With contributions from 29 authors, whose expertise spans numerous scientific disciplines, the iScience article is a remarkable example of collaboration. According to scientific editor for iScience, Dr. Michelle Muzzio, who worked directly with the 2019 CAS Future Leaders:
The initial pitch was focused primarily on the program, which is of course very interesting and important, but Dr. Stefano Tonzani, lead editor at iScience, and I were even more interested in the people! It is kind of weird to think about how much collaboration went into this article that is at its core, about the importance of collaboration. But there was! The authors were receptive to ideas that resulted in a piece that was quite different than their original thoughts and they gave feedback along the way to make sure each contributor was clearly represented—all while honoring the core aspects of collaboration and interdisciplinarity that are within iScience’s DNA.
Of course, the publication process does not begin and end with authors and editors. It involves collaboration that extends to other groups within a publishing organization. Muzzio goes on to say:
We spent time on our side collaborating with all members of our own team at iScience: production, marketing and editorial, all of which came together to make sure that this piece would make a splash outside of just the chemistry community, as well as highlight the message that the cohort wanted to pass along. CAS Future Leaders attracts the very best chemists in their related disciplines, but also chemists with insight beyond their research areas who look globally as well as to the future. Such insight is so important!
The result of these efforts is a thought-provoking article published on the 1-year anniversary of the group’s arrival at CAS headquarters for the 2019 CAS Future Leaders program.
Unfiltered perspectives on cross-disciplinary collaboration
In recent years, many CAS Future Leaders have taken to social media to publicly discuss some of the most pressing issues facing early-career scientists. As a supplement to the iScience article, several authors were asked to answer questions and engage in real-time with the chemistry community on Twitter.

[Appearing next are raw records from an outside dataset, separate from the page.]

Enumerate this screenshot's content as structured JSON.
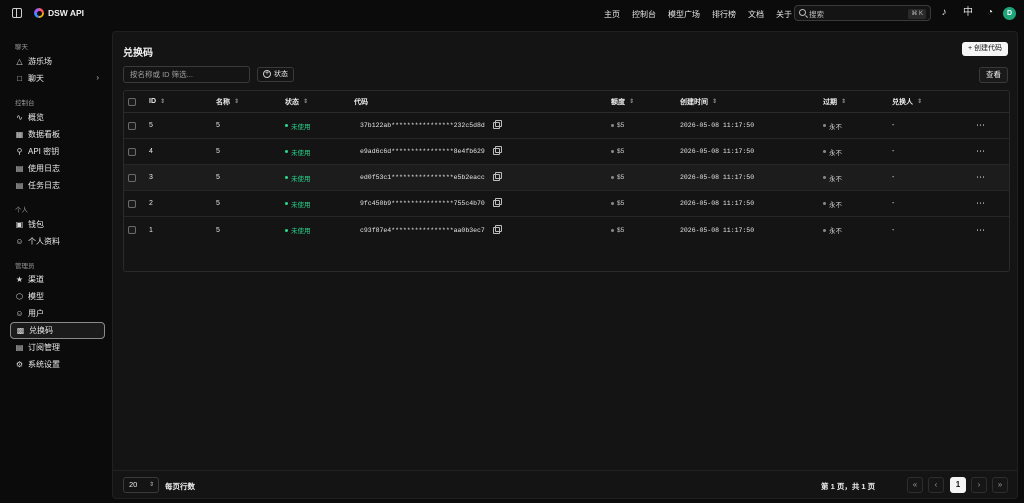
{
  "app": {
    "title": "DSW API",
    "avatar_letter": "D"
  },
  "nav": {
    "items": [
      "主页",
      "控制台",
      "模型广场",
      "排行榜",
      "文档",
      "关于"
    ]
  },
  "search": {
    "placeholder": "搜索",
    "shortcut": "⌘ K"
  },
  "sidebar": {
    "sections": [
      {
        "title": "聊天",
        "items": [
          {
            "label": "游乐场",
            "icon": "flask-icon"
          },
          {
            "label": "聊天",
            "icon": "chat-icon"
          }
        ]
      },
      {
        "title": "控制台",
        "items": [
          {
            "label": "概览",
            "icon": "activity-icon"
          },
          {
            "label": "数据看板",
            "icon": "dashboard-icon"
          },
          {
            "label": "API 密钥",
            "icon": "key-icon"
          },
          {
            "label": "使用日志",
            "icon": "log-icon"
          },
          {
            "label": "任务日志",
            "icon": "task-log-icon"
          }
        ]
      },
      {
        "title": "个人",
        "items": [
          {
            "label": "钱包",
            "icon": "wallet-icon"
          },
          {
            "label": "个人资料",
            "icon": "user-icon"
          }
        ]
      },
      {
        "title": "管理员",
        "items": [
          {
            "label": "渠道",
            "icon": "channel-icon"
          },
          {
            "label": "模型",
            "icon": "cube-icon"
          },
          {
            "label": "用户",
            "icon": "users-icon"
          },
          {
            "label": "兑换码",
            "icon": "ticket-icon"
          },
          {
            "label": "订阅管理",
            "icon": "subscription-icon"
          },
          {
            "label": "系统设置",
            "icon": "gear-icon"
          }
        ]
      }
    ],
    "active": "兑换码"
  },
  "page": {
    "title": "兑换码",
    "create_label": "+ 创建代码",
    "filter_placeholder": "按名称或 ID 筛选...",
    "status_filter_label": "状态",
    "view_label": "查看"
  },
  "table": {
    "headers": {
      "id": "ID",
      "name": "名称",
      "status": "状态",
      "code": "代码",
      "quota": "额度",
      "created": "创建时间",
      "expires": "过期",
      "redeemer": "兑换人"
    },
    "status_color": "#2ad48c",
    "rows": [
      {
        "id": "5",
        "name": "5",
        "status": "未使用",
        "code": "37b122ab****************232c5d8d",
        "quota": "$5",
        "created": "2026-05-08 11:17:50",
        "expires": "永不",
        "redeemer": "-"
      },
      {
        "id": "4",
        "name": "5",
        "status": "未使用",
        "code": "e9ad6c6d****************8e4fb629",
        "quota": "$5",
        "created": "2026-05-08 11:17:50",
        "expires": "永不",
        "redeemer": "-"
      },
      {
        "id": "3",
        "name": "5",
        "status": "未使用",
        "code": "ed0f53c1****************e5b2eacc",
        "quota": "$5",
        "created": "2026-05-08 11:17:50",
        "expires": "永不",
        "redeemer": "-"
      },
      {
        "id": "2",
        "name": "5",
        "status": "未使用",
        "code": "9fc450b9****************755c4b70",
        "quota": "$5",
        "created": "2026-05-08 11:17:50",
        "expires": "永不",
        "redeemer": "-"
      },
      {
        "id": "1",
        "name": "5",
        "status": "未使用",
        "code": "c93f87e4****************aa0b3ec7",
        "quota": "$5",
        "created": "2026-05-08 11:17:50",
        "expires": "永不",
        "redeemer": "-"
      }
    ]
  },
  "footer": {
    "page_size": "20",
    "rows_per_page_label": "每页行数",
    "page_info": "第 1 页，共 1 页",
    "current_page": "1"
  }
}
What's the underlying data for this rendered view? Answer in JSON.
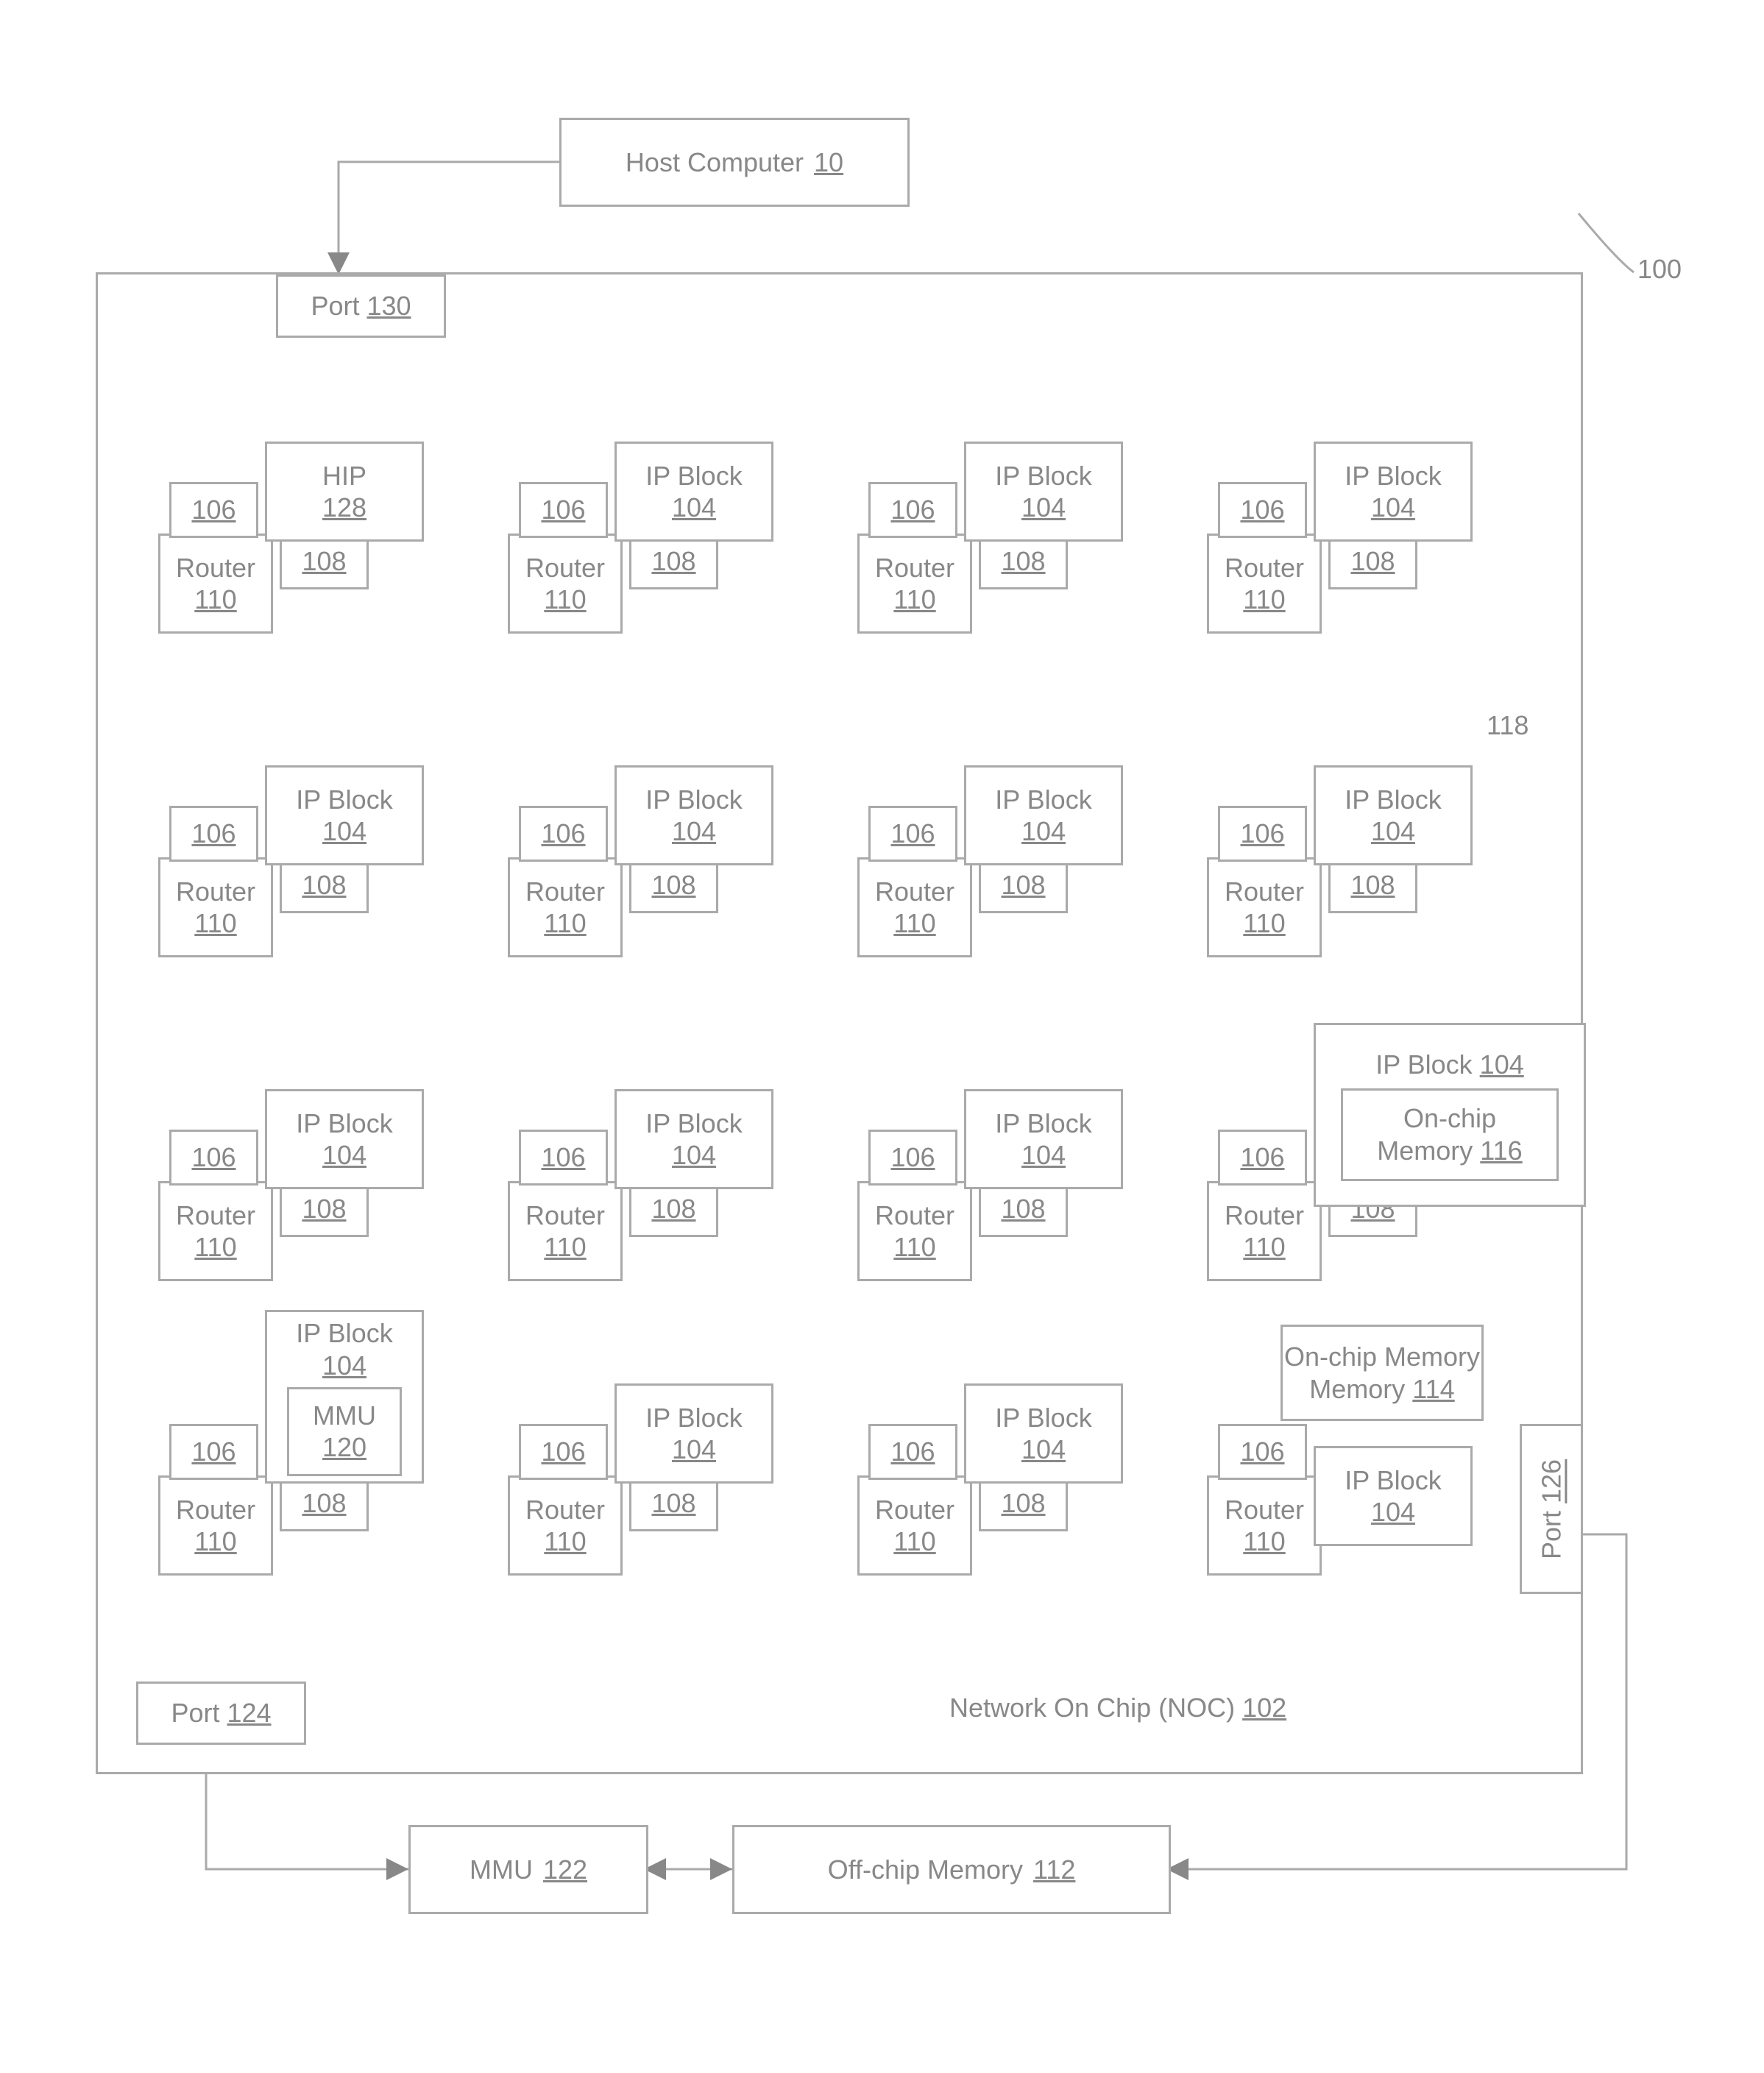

During the live chat, participants expanded on the views shared in the article, and about the key scientific challenges in the next decade, they discussed their role as leaders in facilitating cross-talk between disciplines.
Well… I think here is where you need to be humble. Acknowledge what you don’t know and look for someone in another discipline to collaborate. More than facilitate crosswalk I think we need to first start talking with one another and respect each other’s expertise
— Dr. Paulette Vincent-Ruz #BLM (@STEMxicanEd) August 21, 2020
Major problems require major solutions! We must leave behind the cliché of the mad scientist in the basement doing investigations all alone, and understand that science is about tackling a challenge from a lot of different angles.
— Jesus Sanjosé-Orduna (@JSanjor) August 21, 2020
Many of the global challenges we face are not one dimensional so we all need to get comfortable with working at the boundaries of different disciplines and be okay with not knowing all the answers and be open to working with others.
— Mahlet Garedew (@mahletgaredew) August 21, 2020
Such thoughtful, global perspectives on the value of collaboration are inspiring, and should give us hope for the future of science. For even more insights from the CAS Future Leaders, be sure to explore the entire conversation on Twitter.
If you’re a Ph.D. student or postdoctoral scholar who would like to blaze a trail toward science leadership, learn more about the CAS Future Leaders program at www.cas.org/futureleaders.